* EXERCISE DESCRIPTION *
Would you please copy every line of the material that follows, exactly as it reads?
+++
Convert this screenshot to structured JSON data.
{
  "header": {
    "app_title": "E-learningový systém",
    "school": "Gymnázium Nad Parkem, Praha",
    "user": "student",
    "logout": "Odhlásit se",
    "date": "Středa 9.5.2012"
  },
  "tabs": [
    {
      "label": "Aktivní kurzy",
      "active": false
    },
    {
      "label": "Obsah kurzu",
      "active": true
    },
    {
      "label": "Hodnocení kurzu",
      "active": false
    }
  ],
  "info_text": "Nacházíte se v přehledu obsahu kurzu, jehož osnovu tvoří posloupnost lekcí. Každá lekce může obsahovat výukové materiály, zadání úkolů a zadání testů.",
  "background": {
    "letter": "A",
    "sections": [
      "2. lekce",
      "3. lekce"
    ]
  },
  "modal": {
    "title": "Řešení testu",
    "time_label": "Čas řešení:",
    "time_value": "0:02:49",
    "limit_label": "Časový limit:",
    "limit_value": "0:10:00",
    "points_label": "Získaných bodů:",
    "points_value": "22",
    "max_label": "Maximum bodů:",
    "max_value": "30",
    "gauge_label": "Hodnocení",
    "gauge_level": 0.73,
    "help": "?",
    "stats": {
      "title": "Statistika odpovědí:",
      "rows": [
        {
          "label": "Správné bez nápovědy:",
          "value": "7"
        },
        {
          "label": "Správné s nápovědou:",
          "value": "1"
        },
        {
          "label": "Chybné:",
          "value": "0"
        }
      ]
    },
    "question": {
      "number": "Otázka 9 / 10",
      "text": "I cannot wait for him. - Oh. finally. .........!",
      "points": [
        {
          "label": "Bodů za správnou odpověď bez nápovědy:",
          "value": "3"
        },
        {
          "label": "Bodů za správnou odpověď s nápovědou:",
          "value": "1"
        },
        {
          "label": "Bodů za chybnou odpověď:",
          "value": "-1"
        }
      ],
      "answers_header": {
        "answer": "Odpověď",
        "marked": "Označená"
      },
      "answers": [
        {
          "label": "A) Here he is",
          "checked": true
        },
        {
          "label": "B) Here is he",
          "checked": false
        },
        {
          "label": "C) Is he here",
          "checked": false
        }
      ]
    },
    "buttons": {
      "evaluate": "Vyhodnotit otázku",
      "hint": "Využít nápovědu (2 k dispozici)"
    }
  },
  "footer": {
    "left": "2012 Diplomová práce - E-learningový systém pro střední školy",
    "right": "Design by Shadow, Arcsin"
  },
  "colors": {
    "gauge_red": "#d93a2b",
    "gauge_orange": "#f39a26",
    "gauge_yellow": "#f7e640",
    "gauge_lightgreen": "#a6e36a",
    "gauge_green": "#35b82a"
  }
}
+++
* SOLUTION TO THIS EXERCISE *
Convert this screenshot to structured JSON data.
{
  "header": {
    "app_title": "E-learningový systém",
    "school": "Gymnázium Nad Parkem, Praha",
    "user": "student",
    "logout": "Odhlásit se",
    "date": "Středa 9.5.2012"
  },
  "tabs": [
    {
      "label": "Aktivní kurzy",
      "active": false
    },
    {
      "label": "Obsah kurzu",
      "active": true
    },
    {
      "label": "Hodnocení kurzu",
      "active": false
    }
  ],
  "info_text": "Nacházíte se v přehledu obsahu kurzu, jehož osnovu tvoří posloupnost lekcí. Každá lekce může obsahovat výukové materiály, zadání úkolů a zadání testů.",
  "background": {
    "letter": "A",
    "sections": [
      "2. lekce",
      "3. lekce"
    ]
  },
  "modal": {
    "title": "Řešení testu",
    "time_label": "Čas řešení:",
    "time_value": "0:02:49",
    "limit_label": "Časový limit:",
    "limit_value": "0:10:00",
    "points_label": "Získaných bodů:",
    "points_value": "22",
    "max_label": "Maximum bodů:",
    "max_value": "30",
    "gauge_label": "Hodnocení",
    "gauge_level": 0.73,
    "help": "?",
    "stats": {
      "title": "Statistika odpovědí:",
      "rows": [
        {
          "label": "Správné bez nápovědy:",
          "value": "7"
        },
        {
          "label": "Správné s nápovědou:",
          "value": "1"
        },
        {
          "label": "Chybné:",
          "value": "0"
        }
      ]
    },
    "question": {
      "number": "Otázka 9 / 10",
      "text": "I cannot wait for him. - Oh. finally. .........!",
      "points": [
        {
          "label": "Bodů za správnou odpověď bez nápovědy:",
          "value": "3"
        },
        {
          "label": "Bodů za správnou odpověď s nápovědou:",
          "value": "1"
        },
        {
          "label": "Bodů za chybnou odpověď:",
          "value": "-1"
        }
      ],
      "answers_header": {
        "answer": "Odpověď",
        "marked": "Označená"
      },
      "answers": [
        {
          "label": "A) Here he is",
          "checked": true
        },
        {
          "label": "B) Here is he",
          "checked": false
        },
        {
          "label": "C) Is he here",
          "checked": false
        }
      ]
    },
    "buttons": {
      "evaluate": "Vyhodnotit otázku",
      "hint": "Využít nápovědu (2 k dispozici)"
    }
  },
  "footer": {
    "left": "2012 Diplomová práce - E-learningový systém pro střední školy",
    "right": "Design by Shadow, Arcsin"
  },
  "colors": {
    "gauge_red": "#d93a2b",
    "gauge_orange": "#f39a26",
    "gauge_yellow": "#f7e640",
    "gauge_lightgreen": "#a6e36a",
    "gauge_green": "#35b82a"
  }
}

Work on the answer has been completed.